It is perhaps an irony of our times that the stately homes are now largely owned by the National Trust (i.e us), or else by aristocratic owners reduced to making ends meet by letting the public parade around them and hiring them out for corporate events.
Billionaires tend to have huge new houses built for them and are now the main employers of (very well paid) butlers. Such is the relevance of our old class system.
Indeed probably the most visible ‘class' nowadays (in the media, at least) is a new group of people - the Celebrity Class, which is a mixture of everyone who has somehow contrived to get in the public eye, from actors and billionaires to the latest winner of Love Island or Big Brother. It is a class of all classes and possibly both the most desired and most despised of all of them. And also the most irrelevant to the reality of our lives.
But whatever I may think about the relevance of class to my social circle, it is true that I am not likely to mix much with other groups of people who do not share one or more of my interests. Why would I?
And my interests are quite likely to be influenced considerably by how I was brought up, my education and the type of work I do or did. In itself this is not a difficulty: we do what we want to do and mix with those with whom we want to mix.
So then, if an aristocrat does not want to mix with me simply because of his perception that he is somehow superior to me, then his blinkered vision is his problem. Equally, there are many on the left who are fixated on viewing everything through a working class prism and so are similarly blinkered.
I was born into working class circumstances, with the tin bath hanging on the kitchen wall, but do not define myself by that. I had my opportunities, as did my parents, and we took them. With the support of my parents, I have moved on. I suppose that as a (retired) lawyer, I am now at least middle class and possibly upper middle class. So important!
But this type of change is not open to everyone. And it is here that a real class problem exists: amongst that underclass of people, who live in dreadful conditions and who do not have the choices which the rest of us have. They cannot take advantage of the chances that education gives if they are not encouraged to attend school, if they take drugs or are in prison. They will not maximise their chances of good health if chips are their only vegetable.
For us to talk about equality of opportunity for them is vacuous: even if excellent schools and health systems are there for them, the major influence in peoples' lives remains that of their parents or indeed parent. Statistically, the children of well-educated, well-off parents will usually progress just as well if they go to reasonably well-performing state schools as if they go to private schools.

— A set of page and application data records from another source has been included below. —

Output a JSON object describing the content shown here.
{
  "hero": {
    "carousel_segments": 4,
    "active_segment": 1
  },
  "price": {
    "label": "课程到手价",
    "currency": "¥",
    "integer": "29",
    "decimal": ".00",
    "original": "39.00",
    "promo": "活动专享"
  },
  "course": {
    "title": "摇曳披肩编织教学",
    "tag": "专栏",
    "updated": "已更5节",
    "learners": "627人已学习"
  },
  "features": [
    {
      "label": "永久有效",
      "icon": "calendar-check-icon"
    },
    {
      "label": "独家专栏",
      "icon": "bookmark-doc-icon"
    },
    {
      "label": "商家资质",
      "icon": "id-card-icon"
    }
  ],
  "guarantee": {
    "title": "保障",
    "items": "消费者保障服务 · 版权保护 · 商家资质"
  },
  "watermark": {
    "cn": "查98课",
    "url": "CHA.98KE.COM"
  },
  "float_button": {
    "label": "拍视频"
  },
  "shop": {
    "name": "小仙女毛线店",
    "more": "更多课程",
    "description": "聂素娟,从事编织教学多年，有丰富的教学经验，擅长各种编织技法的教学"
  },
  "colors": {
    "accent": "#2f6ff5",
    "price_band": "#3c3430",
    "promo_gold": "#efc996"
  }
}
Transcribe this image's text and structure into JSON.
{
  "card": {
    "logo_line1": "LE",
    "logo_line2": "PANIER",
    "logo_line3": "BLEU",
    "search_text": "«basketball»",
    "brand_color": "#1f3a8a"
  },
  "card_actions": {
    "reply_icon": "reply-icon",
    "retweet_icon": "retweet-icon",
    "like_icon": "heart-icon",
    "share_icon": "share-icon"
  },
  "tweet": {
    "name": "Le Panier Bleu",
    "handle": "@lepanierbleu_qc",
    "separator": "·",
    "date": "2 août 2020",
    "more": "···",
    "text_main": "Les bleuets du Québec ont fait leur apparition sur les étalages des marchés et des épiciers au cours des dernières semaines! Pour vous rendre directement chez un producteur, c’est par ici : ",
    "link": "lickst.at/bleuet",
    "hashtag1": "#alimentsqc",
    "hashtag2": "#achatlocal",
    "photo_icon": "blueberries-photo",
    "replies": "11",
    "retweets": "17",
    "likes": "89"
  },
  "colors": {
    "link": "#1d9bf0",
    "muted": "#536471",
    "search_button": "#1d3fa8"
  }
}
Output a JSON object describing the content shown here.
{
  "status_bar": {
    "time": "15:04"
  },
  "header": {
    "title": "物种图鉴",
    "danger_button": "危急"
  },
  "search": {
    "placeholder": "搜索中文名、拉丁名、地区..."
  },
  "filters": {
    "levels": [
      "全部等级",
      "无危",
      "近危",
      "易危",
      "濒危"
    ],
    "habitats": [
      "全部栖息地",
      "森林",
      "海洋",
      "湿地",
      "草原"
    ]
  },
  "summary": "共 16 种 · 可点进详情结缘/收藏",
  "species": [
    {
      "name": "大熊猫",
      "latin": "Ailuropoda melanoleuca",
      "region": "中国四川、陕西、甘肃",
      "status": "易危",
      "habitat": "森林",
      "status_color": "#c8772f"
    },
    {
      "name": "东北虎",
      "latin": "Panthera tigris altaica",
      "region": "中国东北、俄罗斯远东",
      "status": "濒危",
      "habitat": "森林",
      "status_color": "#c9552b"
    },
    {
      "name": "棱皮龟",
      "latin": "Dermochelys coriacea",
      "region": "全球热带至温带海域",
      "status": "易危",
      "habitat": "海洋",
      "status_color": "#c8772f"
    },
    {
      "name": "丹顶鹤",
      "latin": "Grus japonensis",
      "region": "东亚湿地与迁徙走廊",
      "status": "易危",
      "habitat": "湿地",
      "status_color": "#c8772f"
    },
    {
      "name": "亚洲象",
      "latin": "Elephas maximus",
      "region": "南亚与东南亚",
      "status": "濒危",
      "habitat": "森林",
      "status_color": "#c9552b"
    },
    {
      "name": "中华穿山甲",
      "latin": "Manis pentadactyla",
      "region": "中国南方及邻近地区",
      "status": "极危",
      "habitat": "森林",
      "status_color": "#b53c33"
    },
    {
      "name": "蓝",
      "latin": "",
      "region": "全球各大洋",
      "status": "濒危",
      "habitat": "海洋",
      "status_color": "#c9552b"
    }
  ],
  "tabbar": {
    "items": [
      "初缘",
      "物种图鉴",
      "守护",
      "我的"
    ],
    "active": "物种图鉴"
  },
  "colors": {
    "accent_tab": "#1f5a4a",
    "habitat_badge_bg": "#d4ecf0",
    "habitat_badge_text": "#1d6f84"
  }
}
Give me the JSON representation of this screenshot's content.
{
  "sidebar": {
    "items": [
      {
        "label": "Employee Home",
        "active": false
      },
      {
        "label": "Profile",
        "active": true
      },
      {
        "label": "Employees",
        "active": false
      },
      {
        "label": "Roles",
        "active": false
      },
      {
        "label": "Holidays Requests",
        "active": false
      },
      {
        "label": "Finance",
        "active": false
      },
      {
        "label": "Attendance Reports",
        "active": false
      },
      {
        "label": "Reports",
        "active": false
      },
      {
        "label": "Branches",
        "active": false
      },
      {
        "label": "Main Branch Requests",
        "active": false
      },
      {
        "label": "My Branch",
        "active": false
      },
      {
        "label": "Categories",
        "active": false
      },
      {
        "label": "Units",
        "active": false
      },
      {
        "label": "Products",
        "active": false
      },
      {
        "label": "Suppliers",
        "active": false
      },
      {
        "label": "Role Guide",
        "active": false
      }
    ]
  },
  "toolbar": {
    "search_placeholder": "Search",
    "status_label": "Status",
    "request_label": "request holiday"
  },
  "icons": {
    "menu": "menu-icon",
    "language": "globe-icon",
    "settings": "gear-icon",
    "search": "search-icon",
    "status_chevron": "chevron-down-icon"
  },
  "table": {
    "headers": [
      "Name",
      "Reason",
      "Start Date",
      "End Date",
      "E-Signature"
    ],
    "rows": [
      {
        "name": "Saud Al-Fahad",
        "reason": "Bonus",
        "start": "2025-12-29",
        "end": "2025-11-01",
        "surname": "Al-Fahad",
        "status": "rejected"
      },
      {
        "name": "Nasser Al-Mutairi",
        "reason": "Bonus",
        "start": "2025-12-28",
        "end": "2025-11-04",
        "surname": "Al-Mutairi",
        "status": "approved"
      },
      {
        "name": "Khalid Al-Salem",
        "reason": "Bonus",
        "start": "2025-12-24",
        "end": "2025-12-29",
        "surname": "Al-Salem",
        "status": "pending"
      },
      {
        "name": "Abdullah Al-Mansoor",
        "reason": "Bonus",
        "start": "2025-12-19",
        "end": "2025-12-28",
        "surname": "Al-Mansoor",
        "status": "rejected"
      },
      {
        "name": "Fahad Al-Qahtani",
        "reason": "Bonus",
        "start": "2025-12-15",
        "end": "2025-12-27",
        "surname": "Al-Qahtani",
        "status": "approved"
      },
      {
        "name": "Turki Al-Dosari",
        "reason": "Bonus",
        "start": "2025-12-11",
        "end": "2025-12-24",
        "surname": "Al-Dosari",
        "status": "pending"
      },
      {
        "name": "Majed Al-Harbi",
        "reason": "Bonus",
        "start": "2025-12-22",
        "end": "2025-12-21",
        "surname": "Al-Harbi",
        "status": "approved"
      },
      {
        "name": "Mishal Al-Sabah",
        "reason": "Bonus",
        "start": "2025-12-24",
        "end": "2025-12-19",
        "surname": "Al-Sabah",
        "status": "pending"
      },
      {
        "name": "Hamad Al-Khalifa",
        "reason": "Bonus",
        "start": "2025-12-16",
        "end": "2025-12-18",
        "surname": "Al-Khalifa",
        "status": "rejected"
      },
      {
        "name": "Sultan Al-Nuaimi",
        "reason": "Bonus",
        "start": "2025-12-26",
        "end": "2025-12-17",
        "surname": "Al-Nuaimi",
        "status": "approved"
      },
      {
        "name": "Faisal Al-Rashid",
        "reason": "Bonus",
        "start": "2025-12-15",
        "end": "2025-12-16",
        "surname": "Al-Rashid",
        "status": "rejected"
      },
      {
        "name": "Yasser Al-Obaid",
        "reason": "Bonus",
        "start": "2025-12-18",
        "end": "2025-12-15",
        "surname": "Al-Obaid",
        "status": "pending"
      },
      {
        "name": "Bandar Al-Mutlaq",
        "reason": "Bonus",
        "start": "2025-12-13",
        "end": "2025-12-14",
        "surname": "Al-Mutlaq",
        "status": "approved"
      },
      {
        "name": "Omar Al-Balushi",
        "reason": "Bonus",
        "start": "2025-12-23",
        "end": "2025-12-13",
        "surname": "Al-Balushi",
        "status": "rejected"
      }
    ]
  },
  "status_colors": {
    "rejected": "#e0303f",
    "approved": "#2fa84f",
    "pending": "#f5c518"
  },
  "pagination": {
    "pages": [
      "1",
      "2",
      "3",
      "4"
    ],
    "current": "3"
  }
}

For the other extreme in society, there is a very substantial problem in overcoming the malign influence of a home where there is no thought of trying to improve their position; where it is perfectly normal for state benefits, rather than work, to put burgers on the table and to keep the TV turned on in the corner of the room.
Measures, such as school breakfast clubs, free school lunches for all, including during school holidays, are used, along with trying to raise the standard of teaching in all schools. But enabling people to take responsibility for their own lives is very difficult and, almost, a contradiction in terms.
So then, it seems to me that we can live with most of our class system: its influence on most of our lives is largely imaginary and so benign, a means of encouraging foreign tourists to see our castles. What we do not want them to see, however are the conditions of those at the bottom of the heap. And that is where the influence of class is, sadly, not imaginary but real - and malign.
7 August 2023